28th September 2015

Heart campaign cuts number of devastating strokes

More than 700 people in the Bradford area are now on vital stroke preventive medicine thanks to an innovative health campaign.

This means that the risk of stroke has fallen by up to 75 per cent in these patients, avoiding nearly 30 devastating strokes per year.

The new figures have been released by clinicians behind the Bradford’s Healthy Hearts campaign to tie in with World Heart Day - September 29.

The campaign is the brainchild of NHS Bradford Districts Clinical Commissioning Group (CCG) and was launched in October last year. It is aimed at reducing the risk of stroke and heart attack in people who are in risk groups and is being developed over three years targeting three main areas:

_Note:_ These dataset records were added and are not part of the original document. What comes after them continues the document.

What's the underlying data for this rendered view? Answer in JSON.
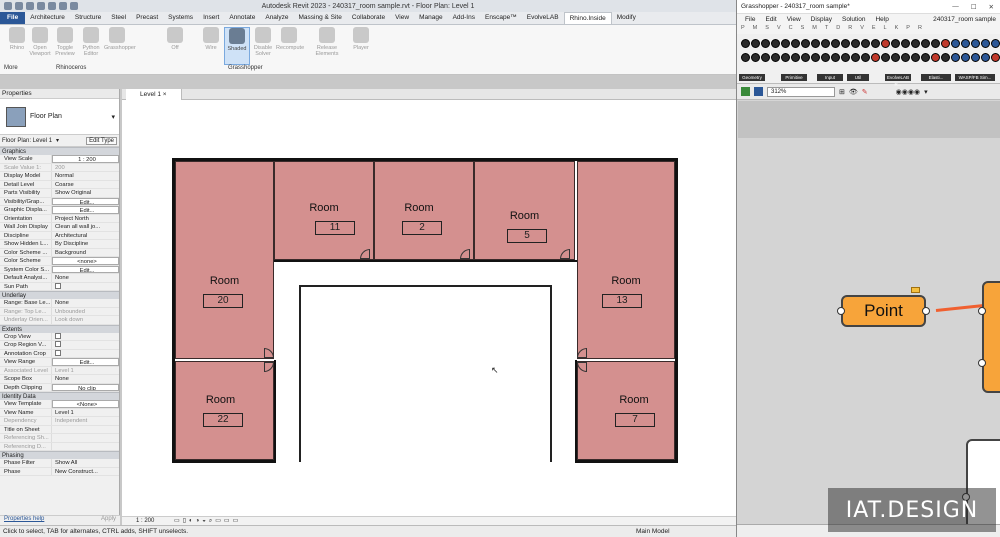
{
  "app": {
    "title": "Autodesk Revit 2023 - 240317_room sample.rvt - Floor Plan: Level 1"
  },
  "ribbon": {
    "tabs": [
      "File",
      "Architecture",
      "Structure",
      "Steel",
      "Precast",
      "Systems",
      "Insert",
      "Annotate",
      "Analyze",
      "Massing & Site",
      "Collaborate",
      "View",
      "Manage",
      "Add-Ins",
      "Enscape™",
      "EvolveLAB",
      "Rhino.Inside",
      "Modify"
    ],
    "active_tab": "Rhino.Inside",
    "buttons": [
      {
        "label": "Rhino"
      },
      {
        "label": "Open Viewport"
      },
      {
        "label": "Toggle Preview"
      },
      {
        "label": "Python Editor"
      },
      {
        "label": "Grasshopper"
      },
      {
        "label": "Off"
      },
      {
        "label": "Wire"
      },
      {
        "label": "Shaded"
      },
      {
        "label": "Disable Solver"
      },
      {
        "label": "Recompute"
      },
      {
        "label": "Release Elements"
      },
      {
        "label": "Player"
      }
    ],
    "groups": {
      "more": "More",
      "rhinoceros": "Rhinoceros",
      "grasshopper": "Grasshopper"
    }
  },
  "properties": {
    "header": "Properties",
    "type_name": "Floor Plan",
    "selector": "Floor Plan: Level 1",
    "edit_type": "Edit Type",
    "sections": [
      {
        "name": "Graphics",
        "rows": [
          {
            "k": "View Scale",
            "v": "1 : 200",
            "box": true
          },
          {
            "k": "Scale Value  1:",
            "v": "200",
            "dim": true
          },
          {
            "k": "Display Model",
            "v": "Normal"
          },
          {
            "k": "Detail Level",
            "v": "Coarse"
          },
          {
            "k": "Parts Visibility",
            "v": "Show Original"
          },
          {
            "k": "Visibility/Grap...",
            "v": "Edit...",
            "box": true
          },
          {
            "k": "Graphic Displa...",
            "v": "Edit...",
            "box": true
          },
          {
            "k": "Orientation",
            "v": "Project North"
          },
          {
            "k": "Wall Join Display",
            "v": "Clean all wall jo..."
          },
          {
            "k": "Discipline",
            "v": "Architectural"
          },
          {
            "k": "Show Hidden L...",
            "v": "By Discipline"
          },
          {
            "k": "Color Scheme ...",
            "v": "Background"
          },
          {
            "k": "Color Scheme",
            "v": "<none>",
            "box": true
          },
          {
            "k": "System Color S...",
            "v": "Edit...",
            "box": true
          },
          {
            "k": "Default Analysi...",
            "v": "None"
          },
          {
            "k": "Sun Path",
            "v": "",
            "cb": true
          }
        ]
      },
      {
        "name": "Underlay",
        "rows": [
          {
            "k": "Range: Base Le...",
            "v": "None"
          },
          {
            "k": "Range: Top Le...",
            "v": "Unbounded",
            "dim": true
          },
          {
            "k": "Underlay Orien...",
            "v": "Look down",
            "dim": true
          }
        ]
      },
      {
        "name": "Extents",
        "rows": [
          {
            "k": "Crop View",
            "v": "",
            "cb": true
          },
          {
            "k": "Crop Region V...",
            "v": "",
            "cb": true
          },
          {
            "k": "Annotation Crop",
            "v": "",
            "cb": true
          },
          {
            "k": "View Range",
            "v": "Edit...",
            "box": true
          },
          {
            "k": "Associated Level",
            "v": "Level 1",
            "dim": true
          },
          {
            "k": "Scope Box",
            "v": "None"
          },
          {
            "k": "Depth Clipping",
            "v": "No clip",
            "box": true
          }
        ]
      },
      {
        "name": "Identity Data",
        "rows": [
          {
            "k": "View Template",
            "v": "<None>",
            "box": true
          },
          {
            "k": "View Name",
            "v": "Level 1"
          },
          {
            "k": "Dependency",
            "v": "Independent",
            "dim": true
          },
          {
            "k": "Title on Sheet",
            "v": ""
          },
          {
            "k": "Referencing Sh...",
            "v": "",
            "dim": true
          },
          {
            "k": "Referencing D...",
            "v": "",
            "dim": true
          }
        ]
      },
      {
        "name": "Phasing",
        "rows": [
          {
            "k": "Phase Filter",
            "v": "Show All"
          },
          {
            "k": "Phase",
            "v": "New Construct..."
          }
        ]
      }
    ],
    "help_link": "Properties help",
    "apply": "Apply"
  },
  "view": {
    "tab": "Level 1",
    "scale": "1 : 200",
    "rooms": [
      {
        "name": "Room",
        "number": "20"
      },
      {
        "name": "Room",
        "number": "11"
      },
      {
        "name": "Room",
        "number": "2"
      },
      {
        "name": "Room",
        "number": "5"
      },
      {
        "name": "Room",
        "number": "13"
      },
      {
        "name": "Room",
        "number": "22"
      },
      {
        "name": "Room",
        "number": "7"
      }
    ]
  },
  "status": {
    "hint": "Click to select, TAB for alternates, CTRL adds, SHIFT unselects.",
    "model": "Main Model"
  },
  "grasshopper": {
    "title": "Grasshopper - 240317_room sample*",
    "file_name": "240317_room sample",
    "menu": [
      "File",
      "Edit",
      "View",
      "Display",
      "Solution",
      "Help"
    ],
    "categories": [
      "P",
      "M",
      "S",
      "V",
      "C",
      "S",
      "M",
      "T",
      "D",
      "R",
      "V",
      "E",
      "L",
      "K",
      "P",
      "R"
    ],
    "palette_groups": [
      "Geometry",
      "Primitive",
      "Input",
      "Util",
      "EvolveLAB R...",
      "Elasti...",
      "WASP/FB Sim..."
    ],
    "zoom": "312%",
    "node_label": "Point"
  },
  "watermark": {
    "text": "IAT.DESIGN"
  },
  "colors": {
    "room_fill": "#d4908f",
    "node": "#f7a43a",
    "wire": "#f06030",
    "accent": "#2b5797"
  }
}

  • Vascular disease – including patients with high blood pressure, high cholesterol, diabetes and peripheral arterial disease
  • Atrial fibrillation (AF) – a condition which triggers abnormalities in the rhythm of the heart
  • Heart failure

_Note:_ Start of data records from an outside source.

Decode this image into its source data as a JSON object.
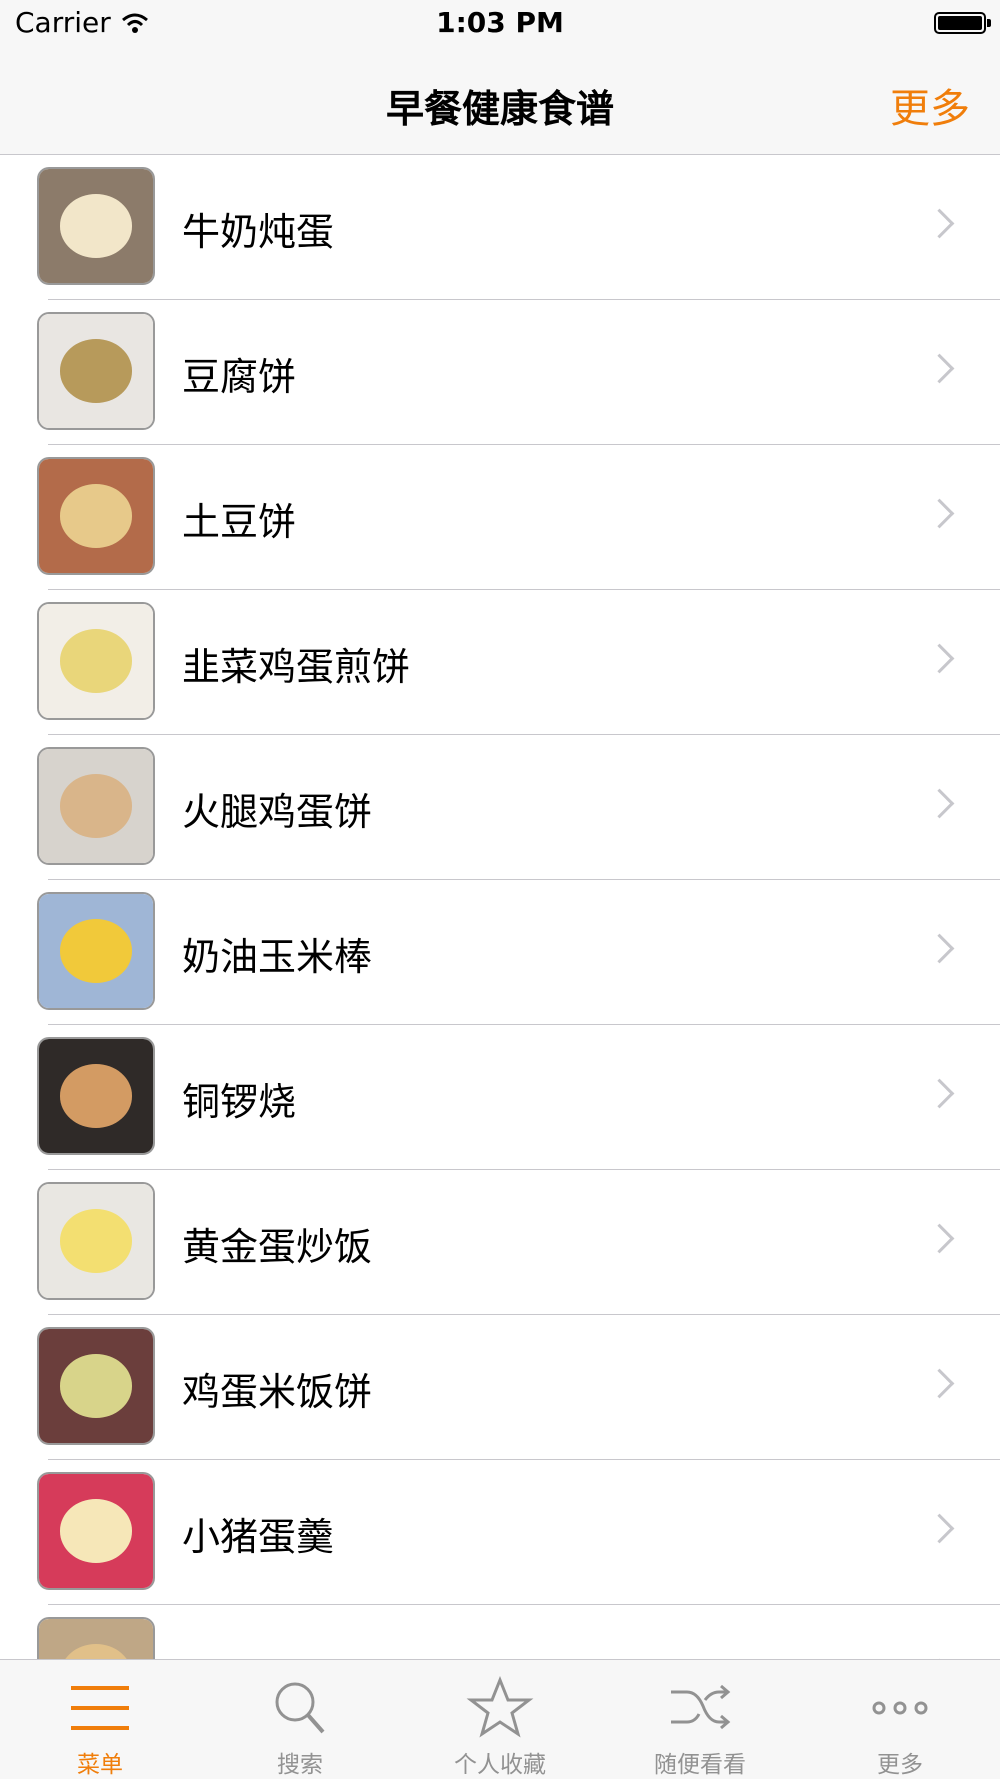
{
  "status_bar": {
    "carrier": "Carrier",
    "time": "1:03 PM"
  },
  "nav": {
    "title": "早餐健康食谱",
    "right_button": "更多"
  },
  "recipes": [
    {
      "name": "牛奶炖蛋",
      "thumb_colors": [
        "#8c7b6a",
        "#f2e6c9"
      ]
    },
    {
      "name": "豆腐饼",
      "thumb_colors": [
        "#e9e6e2",
        "#b79a5b"
      ]
    },
    {
      "name": "土豆饼",
      "thumb_colors": [
        "#b36b4a",
        "#e7c98a"
      ]
    },
    {
      "name": "韭菜鸡蛋煎饼",
      "thumb_colors": [
        "#f2eee7",
        "#e9d67a"
      ]
    },
    {
      "name": "火腿鸡蛋饼",
      "thumb_colors": [
        "#d7d3cd",
        "#d9b58a"
      ]
    },
    {
      "name": "奶油玉米棒",
      "thumb_colors": [
        "#9fb6d6",
        "#f1c93a"
      ]
    },
    {
      "name": "铜锣烧",
      "thumb_colors": [
        "#2f2a28",
        "#d39b63"
      ]
    },
    {
      "name": "黄金蛋炒饭",
      "thumb_colors": [
        "#e9e7e2",
        "#f3df71"
      ]
    },
    {
      "name": "鸡蛋米饭饼",
      "thumb_colors": [
        "#6b3e3c",
        "#d8d48a"
      ]
    },
    {
      "name": "小猪蛋羹",
      "thumb_colors": [
        "#d63b5a",
        "#f6e7b8"
      ]
    },
    {
      "name": "",
      "thumb_colors": [
        "#bfa786",
        "#e1c089"
      ]
    }
  ],
  "tabs": [
    {
      "label": "菜单",
      "icon": "menu-icon",
      "active": true
    },
    {
      "label": "搜索",
      "icon": "search-icon",
      "active": false
    },
    {
      "label": "个人收藏",
      "icon": "star-icon",
      "active": false
    },
    {
      "label": "随便看看",
      "icon": "shuffle-icon",
      "active": false
    },
    {
      "label": "更多",
      "icon": "more-icon",
      "active": false
    }
  ],
  "colors": {
    "accent": "#f07e0b",
    "inactive": "#929292"
  }
}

All the CCG’s 41 GP practices are involved in the campaign which has also seen a reduction of 10% in strokes, heart attacks and deaths from cardiovascular disease (CVD).

Over 1000 new patients have also been diagnosed with high blood pressure and are now receiving the appropriate treatment and support.

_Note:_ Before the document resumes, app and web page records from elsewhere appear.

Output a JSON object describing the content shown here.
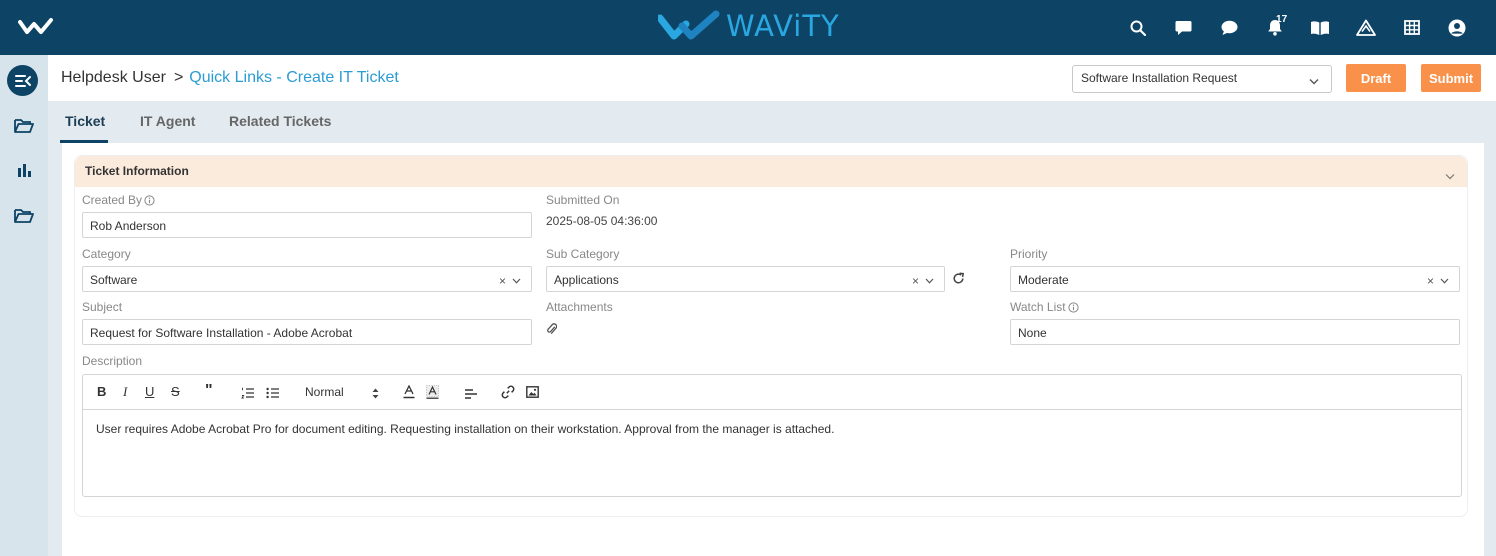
{
  "topbar": {
    "brand_name": "WAViTY",
    "notification_count": "17",
    "icons": [
      "search-icon",
      "chat-icon",
      "comment-icon",
      "bell-icon",
      "book-icon",
      "triangle-icon",
      "grid-icon",
      "user-icon"
    ],
    "colors": {
      "background": "#0d4466",
      "brand": "#2aa7e0"
    }
  },
  "sidebar": {
    "items": [
      "sidebar-toggle-icon",
      "folder-open-icon",
      "bar-chart-icon",
      "folder-open-icon"
    ]
  },
  "breadcrumb": {
    "root": "Helpdesk User",
    "separator": ">",
    "current": "Quick Links - Create IT Ticket"
  },
  "header": {
    "template_value": "Software Installation Request",
    "draft_label": "Draft",
    "submit_label": "Submit",
    "accent_color": "#f9914a"
  },
  "tabs": [
    {
      "label": "Ticket",
      "active": true
    },
    {
      "label": "IT Agent",
      "active": false
    },
    {
      "label": "Related Tickets",
      "active": false
    }
  ],
  "section": {
    "title": "Ticket Information"
  },
  "form": {
    "created_by": {
      "label": "Created By",
      "value": "Rob Anderson"
    },
    "submitted_on": {
      "label": "Submitted On",
      "value": "2025-08-05 04:36:00"
    },
    "category": {
      "label": "Category",
      "value": "Software"
    },
    "sub_category": {
      "label": "Sub Category",
      "value": "Applications"
    },
    "priority": {
      "label": "Priority",
      "value": "Moderate"
    },
    "subject": {
      "label": "Subject",
      "value": "Request for Software Installation - Adobe Acrobat"
    },
    "attachments": {
      "label": "Attachments"
    },
    "watch_list": {
      "label": "Watch List",
      "value": "None"
    },
    "description": {
      "label": "Description",
      "heading_select": "Normal",
      "text": "User requires Adobe Acrobat Pro for document editing. Requesting installation on their workstation. Approval from the manager is attached."
    }
  }
}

Dr Youssef Beaini, Clinical Lead Cardiovascular Disease for NHS Bradford Districts CCG said: “To see these results in just a few months since the Bradford’s Healthy Hearts campaign was launched is really encouraging.

“The focus is on improving care for those who have or who are at risk of developing cardiovascular disease and we know that as the campaign develops further we are going to be able to help more people avoid suffering a devastating stroke.”

He added: “The time around World Heart Day is the ideal opportunity for us to highlight heart disease and heart conditions. Atrial Fibrillation for example can dramatically increase the risk of stroke, and sometimes people are unaware they have it. However a simple pulse check can detect irregularities and then the prescription of anti-coagulants can greatly reduce the risk of stroke and heart attack. If people believe they are at risk, they should contact their GP.”